Recent developments in the fight against fraudulent claims
The Government estimates that fraud costs the UK economy £52 billion per year, with insurance fraud costing the insurance industry an estimated £2.1…
Things are getting hot, very hot, for fraudsters.
The UK Government estimates that fraud costs the UK economy £52 billion per year, with insurance fraud costing the insurance industry an estimated £2.1 billion. As such, it is little wonder that insurance firms are progressively investing more time, money and expertise in the prevention and detection of fraudulent insurance claims.
Given the cost of such claims, insurance companies are increasingly taking a robust stance by seeking criminal sanction, including applications for committal for contempt of Court, and private prosecution.
Saul Burton considers the most recent case law involving insurance companies taking action against claimants who have been found to be fraudulent.
Royal & Sun Alliance Insurance Plc v Fahad (2014) QBD (Spencer J) 17/10/2014
The claimant (F) sought damages from the Defendant (RSA) following a road traffic accident that was subsequently proved to have been staged. Evidence proved that the claimant was in fact in a relationship with the ‘unknown’ driver of the other vehicle.
At trial the claimant’s statement was shown and proven to be false and consequently RSA sought permission to bring committal proceedings against F on the basis of CPR 32.14: the claimant had falsely signed a statement of truth without an honest belief in its accuracy.
In considering RSA’s application, the Court stated that permission to bring proceedings must be given on the basis of public interest, and in determining public interest the following should be considered:
- the strength of the case;
- the significance of the false statements;
- whether the deponent understood the consequences of making a false statement; and
- The deterrent effect of contempt proceedings.
Further, it was confirmed that limited weight should be attached to the likely penalty. As such, the Court held that the Claimant’s activities were of such seriousness, that permission to bring proceedings was granted.
AXA v Paul Gustar (2014) (unreported)
In this, as yet unreported, case the claimant brought an employer’s liability insurance claim of £100,000 for an alleged workplace accident. In short, the Claimant contended that he had sustained a back injury after slipping on the wet floor of a lorry bed. However, medical records showed that the back problems pre-dated the accident, and text messages implied that the injury was caused by pushing his girlfriend’s car.
The Claimant’s claim subsequently failed and, in terms similar to RSA v Fahad, AXA sought permission to bring contempt proceedings, but permission was refused on the basis that it would take up a disproportionate amount of Court time.
AXA pursued a private prosecution under the provisions of the Fraud Act. Truro Crown Court subsequently found Mr Gustar guilty on two counts of fraud and he was ordered to serve a three year suspended sentence.
Judge Clark told Mr Gustar: "…The view was taken that a person who brings a fraudulent claim for damages should not be allowed to walk away scot free…." . In addition, the judge held that Axa was ‘entirely justified’ in bringing the prosecution.

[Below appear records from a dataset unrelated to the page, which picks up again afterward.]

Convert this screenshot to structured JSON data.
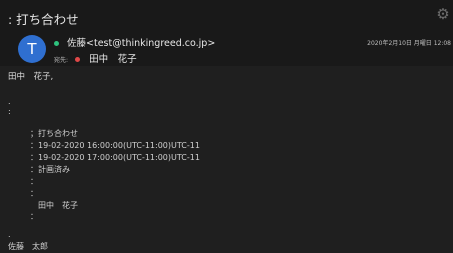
{
  "message": {
    "subject": ": 打ち合わせ",
    "avatar_letter": "T",
    "sender": "佐藤<test@thinkingreed.co.jp>",
    "to_label": "宛先:",
    "to_name": "田中　花子",
    "date": "2020年2月10日 月曜日 12:08"
  },
  "body_lines": [
    "田中　花子,",
    ".",
    ":",
    "；打ち合わせ",
    "：19-02-2020 16:00:00(UTC-11:00)UTC-11",
    "：19-02-2020 17:00:00(UTC-11:00)UTC-11",
    "：計画済み",
    "：",
    "：",
    "田中　花子",
    "：",
    ".",
    "佐藤　太郎"
  ],
  "colors": {
    "avatar": "#2f6fd0",
    "sender_status": "#2ec27e",
    "recipient_status": "#e04848"
  },
  "icons": {
    "settings": "gear-icon"
  }
}
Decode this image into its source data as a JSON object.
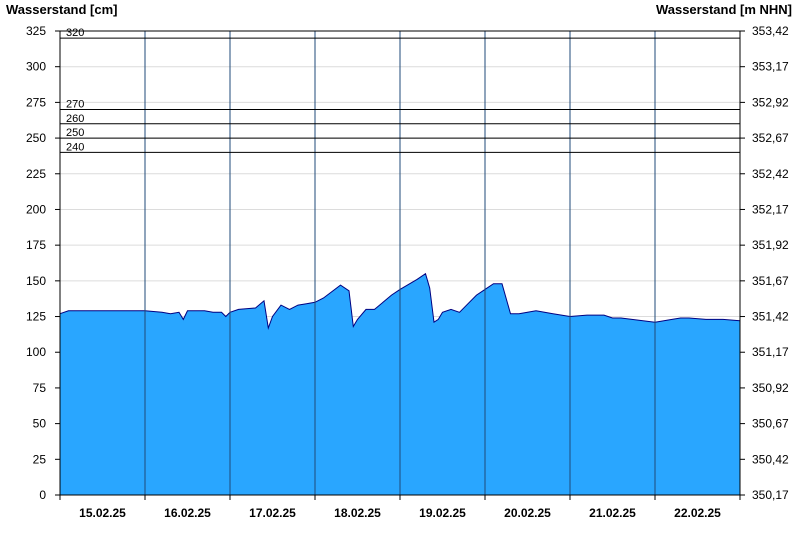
{
  "chart_data": {
    "type": "area",
    "ylabel_left": "Wasserstand [cm]",
    "ylabel_right": "Wasserstand [m NHN]",
    "ylim": [
      0,
      325
    ],
    "yticks_left": [
      0,
      25,
      50,
      75,
      100,
      125,
      150,
      175,
      200,
      225,
      250,
      275,
      300,
      325
    ],
    "yticks_right": [
      "350,17",
      "350,42",
      "350,67",
      "350,92",
      "351,17",
      "351,42",
      "351,67",
      "351,92",
      "352,17",
      "352,42",
      "352,67",
      "352,92",
      "353,17",
      "353,42"
    ],
    "xlim_days": [
      0,
      8
    ],
    "x_tick_labels": [
      "15.02.25",
      "16.02.25",
      "17.02.25",
      "18.02.25",
      "19.02.25",
      "20.02.25",
      "21.02.25",
      "22.02.25"
    ],
    "grid": true,
    "thresholds": [
      {
        "label": "320",
        "value": 320
      },
      {
        "label": "270",
        "value": 270
      },
      {
        "label": "260",
        "value": 260
      },
      {
        "label": "250",
        "value": 250
      },
      {
        "label": "240",
        "value": 240
      }
    ],
    "fill_color": "#29a6ff",
    "line_color": "#000080",
    "series": [
      {
        "x": [
          0.0,
          0.1,
          0.5,
          1.0,
          1.2,
          1.3,
          1.4,
          1.45,
          1.5,
          1.7,
          1.8,
          1.9,
          1.95,
          2.0,
          2.1,
          2.3,
          2.4,
          2.45,
          2.5,
          2.6,
          2.7,
          2.8,
          2.9,
          3.0,
          3.1,
          3.3,
          3.4,
          3.45,
          3.5,
          3.6,
          3.7,
          3.8,
          3.9,
          4.0,
          4.2,
          4.3,
          4.35,
          4.4,
          4.45,
          4.5,
          4.6,
          4.7,
          4.8,
          4.9,
          5.0,
          5.1,
          5.2,
          5.3,
          5.4,
          5.5,
          5.6,
          5.7,
          5.8,
          6.0,
          6.2,
          6.4,
          6.5,
          6.6,
          7.0,
          7.2,
          7.3,
          7.4,
          7.6,
          7.8,
          8.0
        ],
        "values": [
          127,
          129,
          129,
          129,
          128,
          127,
          128,
          123,
          129,
          129,
          128,
          128,
          125,
          128,
          130,
          131,
          136,
          117,
          125,
          133,
          130,
          133,
          134,
          135,
          138,
          147,
          143,
          118,
          123,
          130,
          130,
          135,
          140,
          144,
          151,
          155,
          145,
          121,
          123,
          128,
          130,
          128,
          134,
          140,
          144,
          148,
          148,
          127,
          127,
          128,
          129,
          128,
          127,
          125,
          126,
          126,
          124,
          124,
          121,
          123,
          124,
          124,
          123,
          123,
          122
        ]
      }
    ]
  }
}
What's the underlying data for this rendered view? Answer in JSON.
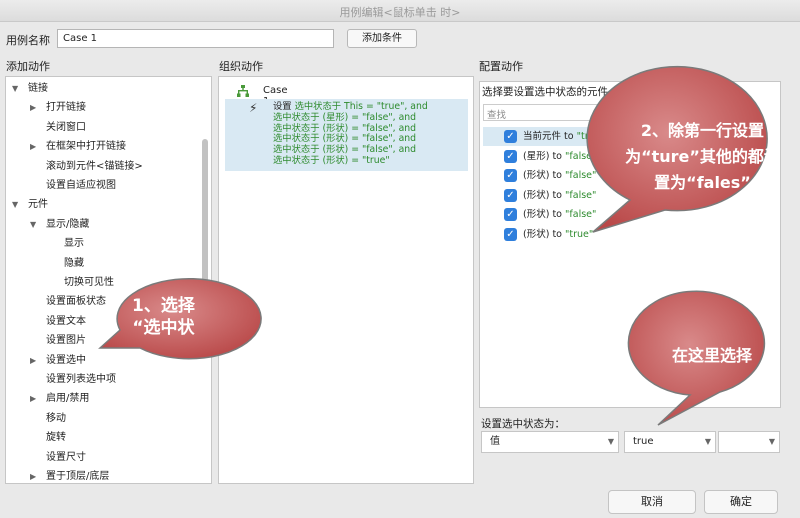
{
  "window": {
    "title": "用例编辑<鼠标单击 时>"
  },
  "case_name": {
    "label": "用例名称",
    "value": "Case 1",
    "add_condition": "添加条件"
  },
  "columns": {
    "left": "添加动作",
    "middle": "组织动作",
    "right": "配置动作"
  },
  "tree": [
    {
      "label": "链接",
      "level": 0,
      "arrow": "down"
    },
    {
      "label": "打开链接",
      "level": 1,
      "arrow": "right"
    },
    {
      "label": "关闭窗口",
      "level": 1,
      "arrow": ""
    },
    {
      "label": "在框架中打开链接",
      "level": 1,
      "arrow": "right"
    },
    {
      "label": "滚动到元件<锚链接>",
      "level": 1,
      "arrow": ""
    },
    {
      "label": "设置自适应视图",
      "level": 1,
      "arrow": ""
    },
    {
      "label": "元件",
      "level": 0,
      "arrow": "down"
    },
    {
      "label": "显示/隐藏",
      "level": 1,
      "arrow": "down"
    },
    {
      "label": "显示",
      "level": 2,
      "arrow": ""
    },
    {
      "label": "隐藏",
      "level": 2,
      "arrow": ""
    },
    {
      "label": "切换可见性",
      "level": 2,
      "arrow": ""
    },
    {
      "label": "设置面板状态",
      "level": 1,
      "arrow": ""
    },
    {
      "label": "设置文本",
      "level": 1,
      "arrow": ""
    },
    {
      "label": "设置图片",
      "level": 1,
      "arrow": ""
    },
    {
      "label": "设置选中",
      "level": 1,
      "arrow": "right"
    },
    {
      "label": "设置列表选中项",
      "level": 1,
      "arrow": ""
    },
    {
      "label": "启用/禁用",
      "level": 1,
      "arrow": "right"
    },
    {
      "label": "移动",
      "level": 1,
      "arrow": ""
    },
    {
      "label": "旋转",
      "level": 1,
      "arrow": ""
    },
    {
      "label": "设置尺寸",
      "level": 1,
      "arrow": ""
    },
    {
      "label": "置于顶层/底层",
      "level": 1,
      "arrow": "right"
    }
  ],
  "organize": {
    "case_label": "Case 1",
    "action_lines": [
      [
        "设置",
        "选中状态于 This = \"true\", and"
      ],
      [
        "",
        "选中状态于 (星形) = \"false\", and"
      ],
      [
        "",
        "选中状态于 (形状) = \"false\", and"
      ],
      [
        "",
        "选中状态于 (形状) = \"false\", and"
      ],
      [
        "",
        "选中状态于 (形状) = \"false\", and"
      ],
      [
        "",
        "选中状态于 (形状) = \"true\""
      ]
    ]
  },
  "config": {
    "select_title": "选择要设置选中状态的元件",
    "search_placeholder": "查找",
    "items": [
      {
        "name": "当前元件",
        "to": "to",
        "value": "\"true\"",
        "selected": true
      },
      {
        "name": "(星形)",
        "to": "to",
        "value": "\"false\"",
        "selected": false
      },
      {
        "name": "(形状)",
        "to": "to",
        "value": "\"false\"",
        "selected": false
      },
      {
        "name": "(形状)",
        "to": "to",
        "value": "\"false\"",
        "selected": false
      },
      {
        "name": "(形状)",
        "to": "to",
        "value": "\"false\"",
        "selected": false
      },
      {
        "name": "(形状)",
        "to": "to",
        "value": "\"true\"",
        "selected": false
      }
    ],
    "set_label": "设置选中状态为：",
    "dropdown_mode": "值",
    "dropdown_value": "true",
    "dropdown_extra": ""
  },
  "buttons": {
    "cancel": "取消",
    "ok": "确定"
  },
  "annotations": {
    "bubble1_line1": "1、选择",
    "bubble1_line2": "“选中状",
    "bubble2_line1": "2、除第一行设置",
    "bubble2_line2": "为“ture”其他的都设",
    "bubble2_line3": "置为“fales”",
    "bubble3": "在这里选择"
  },
  "colors": {
    "bubble_fill": "#c55a5a",
    "selection": "#d9e9f3",
    "checkbox": "#2f7fdc",
    "value_green": "#2e8b2e"
  }
}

In light of the above cases, it is likely that in the coming years more and more criminal sanctions will be sought to provide a strong deterrent to anyone who is minded to pursue a fraudulent claim.
The Government is also supporting the fight against fraudulent claims and has recently announced the creation of a task force to report back on how to reduce fraud across all types of insurance. An interim report is expected in March 2015. Proposed amendments to the Pre Action Protocol would require solicitors to investigate whether previous claims have been made by a potential claimant and confirm to the defendant that this has been done, with sanctions if the claimant’s solicitors fail to complete the checks.